IDEAS home Printed from
MyIDEAS: Log in (now much improved!) to save this article

Exploiting Inefficiencies in Financial and Sports Gambling Markets: Exploratory Drift Modeling

Listed author(s):
  • William S. Mallios

Cointegrated time series associated with financial and sports gambling markets are analyzed in terms of time-varying parameter models. Parameter drift is modeled in terms of lagged disequilibria. Model forecasts are intended to capitalize on periods of market inefficiency. Modeling premises are that (1) present and past disequilibria—shocks both within and between time series—may affect subsequent changes and rates of these changes within individual series and (2) sufficiently large shocks may disrupt/alter model structure such that resulting forecasts may be temporarily unreliable. Reduced forecasting equations are in terms of higher order ARMA models that are not limited to bilinear processes. Sports forecasting models based on public information are usually more effective—in terms of profitable trading/wagering strategies—than those for the financial sector for two reasons: (1) Insider information is less prevalent. (2) Modeling is simplified since lagged shocks associated with the gambling lines/spreads are known—in contrast with financial modeling where there are no comparable gambling shocks, only unknown, lagged statistical shocks in terms of MA variables. Forecasting is illustrated for NFL and NBA playoff games. In financial markets, cointegration is discussed in terms of candlestick chart variants with modeling illustrations given in terms of recent Google price changes.
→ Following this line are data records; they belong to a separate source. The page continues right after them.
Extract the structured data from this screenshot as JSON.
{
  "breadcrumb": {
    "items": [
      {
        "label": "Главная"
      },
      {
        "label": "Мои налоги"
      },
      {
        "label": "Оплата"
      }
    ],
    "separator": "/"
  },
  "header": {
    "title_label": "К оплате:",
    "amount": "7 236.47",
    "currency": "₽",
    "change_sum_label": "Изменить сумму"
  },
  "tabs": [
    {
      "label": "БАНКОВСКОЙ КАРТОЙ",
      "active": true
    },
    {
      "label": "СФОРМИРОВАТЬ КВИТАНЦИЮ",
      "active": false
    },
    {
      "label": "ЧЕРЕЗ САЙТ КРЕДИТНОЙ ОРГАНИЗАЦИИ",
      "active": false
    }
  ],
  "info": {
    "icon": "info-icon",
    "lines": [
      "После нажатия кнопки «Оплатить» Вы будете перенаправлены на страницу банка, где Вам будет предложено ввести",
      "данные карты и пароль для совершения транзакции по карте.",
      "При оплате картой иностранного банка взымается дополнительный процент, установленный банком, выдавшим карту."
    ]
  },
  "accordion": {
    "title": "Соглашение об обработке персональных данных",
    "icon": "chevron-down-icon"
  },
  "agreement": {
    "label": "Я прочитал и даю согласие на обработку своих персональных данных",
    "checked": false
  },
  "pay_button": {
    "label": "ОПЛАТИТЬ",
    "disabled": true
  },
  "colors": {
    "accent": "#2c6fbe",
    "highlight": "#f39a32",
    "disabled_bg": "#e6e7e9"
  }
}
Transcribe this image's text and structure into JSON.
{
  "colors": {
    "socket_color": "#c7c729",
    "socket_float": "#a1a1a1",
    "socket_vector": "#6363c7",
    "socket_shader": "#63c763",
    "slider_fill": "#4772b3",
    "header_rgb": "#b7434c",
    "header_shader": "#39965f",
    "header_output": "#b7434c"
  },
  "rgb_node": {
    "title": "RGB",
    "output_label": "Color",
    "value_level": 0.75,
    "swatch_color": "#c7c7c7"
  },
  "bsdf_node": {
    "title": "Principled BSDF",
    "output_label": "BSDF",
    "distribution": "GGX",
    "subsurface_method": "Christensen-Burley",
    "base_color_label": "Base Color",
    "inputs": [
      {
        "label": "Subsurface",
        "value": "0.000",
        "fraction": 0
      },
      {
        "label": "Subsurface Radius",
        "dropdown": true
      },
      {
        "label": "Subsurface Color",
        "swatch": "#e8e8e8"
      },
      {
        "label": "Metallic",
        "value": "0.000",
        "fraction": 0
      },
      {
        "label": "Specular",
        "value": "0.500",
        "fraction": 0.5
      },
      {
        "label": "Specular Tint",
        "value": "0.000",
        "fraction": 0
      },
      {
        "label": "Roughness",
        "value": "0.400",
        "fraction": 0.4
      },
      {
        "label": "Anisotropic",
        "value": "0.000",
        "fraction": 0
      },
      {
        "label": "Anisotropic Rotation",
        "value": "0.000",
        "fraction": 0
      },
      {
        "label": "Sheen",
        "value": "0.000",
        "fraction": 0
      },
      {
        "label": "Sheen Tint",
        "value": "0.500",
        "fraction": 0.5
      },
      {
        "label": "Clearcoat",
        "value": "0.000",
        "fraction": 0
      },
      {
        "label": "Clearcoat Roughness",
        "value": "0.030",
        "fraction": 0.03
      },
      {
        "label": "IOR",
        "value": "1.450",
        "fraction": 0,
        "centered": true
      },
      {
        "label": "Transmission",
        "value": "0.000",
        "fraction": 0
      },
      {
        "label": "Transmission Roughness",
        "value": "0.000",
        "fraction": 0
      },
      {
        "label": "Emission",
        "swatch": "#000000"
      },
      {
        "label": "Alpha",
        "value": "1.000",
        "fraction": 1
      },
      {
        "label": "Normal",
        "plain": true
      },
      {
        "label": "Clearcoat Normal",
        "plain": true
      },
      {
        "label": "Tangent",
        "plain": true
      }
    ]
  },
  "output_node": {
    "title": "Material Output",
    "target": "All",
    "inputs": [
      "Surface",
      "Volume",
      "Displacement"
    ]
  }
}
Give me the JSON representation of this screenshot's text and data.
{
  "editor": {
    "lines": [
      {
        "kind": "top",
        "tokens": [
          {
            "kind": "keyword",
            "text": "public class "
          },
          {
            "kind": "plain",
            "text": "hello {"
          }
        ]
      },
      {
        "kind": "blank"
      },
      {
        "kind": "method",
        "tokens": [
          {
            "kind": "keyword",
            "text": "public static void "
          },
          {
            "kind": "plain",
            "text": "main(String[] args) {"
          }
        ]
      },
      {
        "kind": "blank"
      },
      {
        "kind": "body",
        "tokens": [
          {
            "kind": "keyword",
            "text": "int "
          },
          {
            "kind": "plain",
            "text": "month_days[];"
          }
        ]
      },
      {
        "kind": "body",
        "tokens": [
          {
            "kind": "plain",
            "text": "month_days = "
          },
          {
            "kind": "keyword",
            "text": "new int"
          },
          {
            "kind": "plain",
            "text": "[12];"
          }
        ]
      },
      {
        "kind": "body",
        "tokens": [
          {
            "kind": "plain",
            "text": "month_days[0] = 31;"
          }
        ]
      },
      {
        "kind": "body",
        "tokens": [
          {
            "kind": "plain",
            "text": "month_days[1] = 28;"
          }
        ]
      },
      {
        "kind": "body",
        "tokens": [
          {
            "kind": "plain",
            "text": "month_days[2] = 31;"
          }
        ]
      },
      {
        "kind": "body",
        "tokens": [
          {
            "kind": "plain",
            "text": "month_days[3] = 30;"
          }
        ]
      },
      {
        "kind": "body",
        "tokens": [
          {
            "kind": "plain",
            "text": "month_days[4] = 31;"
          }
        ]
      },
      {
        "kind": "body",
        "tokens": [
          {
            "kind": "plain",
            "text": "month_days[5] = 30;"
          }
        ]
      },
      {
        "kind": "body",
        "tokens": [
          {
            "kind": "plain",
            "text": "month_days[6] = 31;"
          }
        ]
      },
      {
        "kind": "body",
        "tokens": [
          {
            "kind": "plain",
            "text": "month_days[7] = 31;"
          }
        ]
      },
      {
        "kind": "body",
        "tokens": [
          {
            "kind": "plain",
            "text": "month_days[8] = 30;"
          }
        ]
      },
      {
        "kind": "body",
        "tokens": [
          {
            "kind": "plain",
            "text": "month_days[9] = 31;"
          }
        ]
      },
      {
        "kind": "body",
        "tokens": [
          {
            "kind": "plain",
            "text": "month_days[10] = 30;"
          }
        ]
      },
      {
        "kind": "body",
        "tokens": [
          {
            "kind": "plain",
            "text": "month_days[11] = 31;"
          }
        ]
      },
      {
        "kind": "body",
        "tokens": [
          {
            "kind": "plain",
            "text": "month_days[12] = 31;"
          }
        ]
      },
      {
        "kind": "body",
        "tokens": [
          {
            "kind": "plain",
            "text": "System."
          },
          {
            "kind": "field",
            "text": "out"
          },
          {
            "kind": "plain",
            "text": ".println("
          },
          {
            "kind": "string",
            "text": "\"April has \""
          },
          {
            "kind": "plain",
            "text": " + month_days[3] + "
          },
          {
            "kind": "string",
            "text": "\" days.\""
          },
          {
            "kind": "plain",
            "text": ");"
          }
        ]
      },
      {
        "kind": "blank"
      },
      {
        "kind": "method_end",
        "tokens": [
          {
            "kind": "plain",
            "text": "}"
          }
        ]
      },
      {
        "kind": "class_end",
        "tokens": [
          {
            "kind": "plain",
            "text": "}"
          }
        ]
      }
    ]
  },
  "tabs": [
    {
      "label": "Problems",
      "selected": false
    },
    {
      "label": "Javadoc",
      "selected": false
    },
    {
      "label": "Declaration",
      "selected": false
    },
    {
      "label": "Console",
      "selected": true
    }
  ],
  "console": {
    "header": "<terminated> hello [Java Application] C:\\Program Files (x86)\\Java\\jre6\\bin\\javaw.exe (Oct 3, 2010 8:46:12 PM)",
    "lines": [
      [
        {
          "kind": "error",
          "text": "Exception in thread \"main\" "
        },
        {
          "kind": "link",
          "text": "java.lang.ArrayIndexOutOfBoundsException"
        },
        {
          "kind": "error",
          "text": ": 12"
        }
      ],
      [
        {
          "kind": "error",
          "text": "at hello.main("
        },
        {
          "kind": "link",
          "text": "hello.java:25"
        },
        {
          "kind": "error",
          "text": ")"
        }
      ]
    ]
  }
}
If you experience problems downloading a file, check if you have the proper application to view it first. In case of further problems read the IDEAS help page. Note that these files are not on the IDEAS site. Please be patient as the files may be large.

File URL:
Download Restriction: no

Article provided by University of Buckingham Press in its journal Journal of Prediction Markets.

Volume (Year): 2 (2008)
Issue (Month): 3 (December)
Pages: 15-32

in new window

Handle: RePEc:buc:jpredm:v:2:y:2008:i:3:p:15-32
Contact details of provider: Web page:

Order Information: Web: Email:

No references listed on IDEAS
You can help add them by filling out this form.

This item is not listed on Wikipedia, on a reading list or among the top items on IDEAS.

When requesting a correction, please mention this item's handle: RePEc:buc:jpredm:v:2:y:2008:i:3:p:15-32. See general information about how to correct material in RePEc.

For technical questions regarding this item, or to correct its authors, title, abstract, bibliographic or download information, contact: (Victor Matheson, College of the Holy Cross)

If you have authored this item and are not yet registered with RePEc, we encourage you to do it here. This allows to link your profile to this item. It also allows you to accept potential citations to this item that we are uncertain about.

If references are entirely missing, you can add them using this form.

If the full references list an item that is present in RePEc, but the system did not link to it, you can help with this form.

If you know of missing items citing this one, you can help us creating those links by adding the relevant references in the same way as above, for each refering item. If you are a registered author of this item, you may also want to check the "citations" tab in your profile, as there may be some citations waiting for confirmation.

Please note that corrections may take a couple of weeks to filter through the various RePEc services.

This information is provided to you by IDEAS at the Research Division of the Federal Reserve Bank of St. Louis using RePEc data.